As is already the case, a letter of claim must be sent to the individual, however, from 1 October, this letter must include the following:
- The amount of the debt and whether interest or other charges are continuing;
- The basis of the debt (whether it relates to a written or oral agreement and details of that agreement);
- If the debt has been assigned to a third party, details of the original creditor and the date it was assigned and to whom;
- Details of how the debt can be paid;
- An up-to-date statement of account for the debt;
- An information sheet and reply form (these are in a prescribed form);
- A financial statement form.
Once a letter of claim has been sent, the creditor must give the debtor 30 days to respond. If no response is received, the creditor can then issue a claim through the courts.
A debtor must respond to the creditor using the reply form mentioned above. Receipt of the reply form marks the beginning of the 30 day period, during which the creditor cannot start court proceedings. If the debtor indicates that they are seeking debt advice, the creditor should allow a reasonable period of time for that advice to be obtained. Additionally, the creditor cannot start court proceedings less than 30 days from the creditor providing any documents to the debtor, as requested in the reply form.
The enforcement of the protocol will be through the court’s assessment of whether or not both the business and the individual, or sole-trader, have complied with the requirements in any subsequent legal proceedings. Naturally, compliance with the new protocol will be balanced against the urgency of the matter, however, the court will take into account any non-compliance when giving directions and managing proceedings. This could include a party being punished with a costs order.
The protocol is being introduced to encourage early communication of issues surrounding the dispute between the parties and to enable the parties to resolve the matter, without starting court proceedings, using payment plans or agreeing to Alternative Dispute Resolution. In addition, it will encourage parties to act in a reasonable and proportionate manner and if proceedings cannot be avoided, support the efficient management of the proceedings in debt claims.
The effect that this will have on businesses will be to greatly lengthen the time given for credit control procedures. Whereas businesses can currently request payment of a debt from an individual within 7 or 14 days, from 1 October 2017 they will have to allow at least 30 days – if not longer. Accordingly, many businesses should look to update their current credit control procedures to be able to promptly begin communication with the debtor.
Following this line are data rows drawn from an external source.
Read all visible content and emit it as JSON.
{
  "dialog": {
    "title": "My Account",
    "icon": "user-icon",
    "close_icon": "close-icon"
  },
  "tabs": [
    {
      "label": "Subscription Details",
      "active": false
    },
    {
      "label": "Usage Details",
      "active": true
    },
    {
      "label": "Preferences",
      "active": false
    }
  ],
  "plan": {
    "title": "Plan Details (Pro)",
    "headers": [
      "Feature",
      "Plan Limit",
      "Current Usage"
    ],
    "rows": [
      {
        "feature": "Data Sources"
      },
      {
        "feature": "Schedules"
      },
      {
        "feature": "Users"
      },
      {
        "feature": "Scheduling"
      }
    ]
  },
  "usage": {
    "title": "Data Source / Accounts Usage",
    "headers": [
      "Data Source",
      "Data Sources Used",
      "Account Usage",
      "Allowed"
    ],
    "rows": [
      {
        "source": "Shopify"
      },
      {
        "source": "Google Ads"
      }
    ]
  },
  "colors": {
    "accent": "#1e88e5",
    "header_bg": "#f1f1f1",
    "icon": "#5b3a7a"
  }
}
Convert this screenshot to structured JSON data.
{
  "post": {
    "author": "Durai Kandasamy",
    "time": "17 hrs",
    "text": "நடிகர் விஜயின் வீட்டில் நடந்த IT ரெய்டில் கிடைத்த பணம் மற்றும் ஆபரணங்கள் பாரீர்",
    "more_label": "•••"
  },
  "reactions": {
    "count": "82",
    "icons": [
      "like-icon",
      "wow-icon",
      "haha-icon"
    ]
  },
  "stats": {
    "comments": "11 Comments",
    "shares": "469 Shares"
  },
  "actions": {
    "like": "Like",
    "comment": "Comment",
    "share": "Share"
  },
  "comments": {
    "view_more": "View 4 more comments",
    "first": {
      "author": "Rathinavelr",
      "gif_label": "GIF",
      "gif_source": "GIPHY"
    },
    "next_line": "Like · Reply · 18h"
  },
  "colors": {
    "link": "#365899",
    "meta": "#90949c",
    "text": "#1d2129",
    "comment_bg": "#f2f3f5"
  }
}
If you would like to know more about the impact the protocol could have on your business, or have any other issues you wish to discuss, please contact Denise Traube.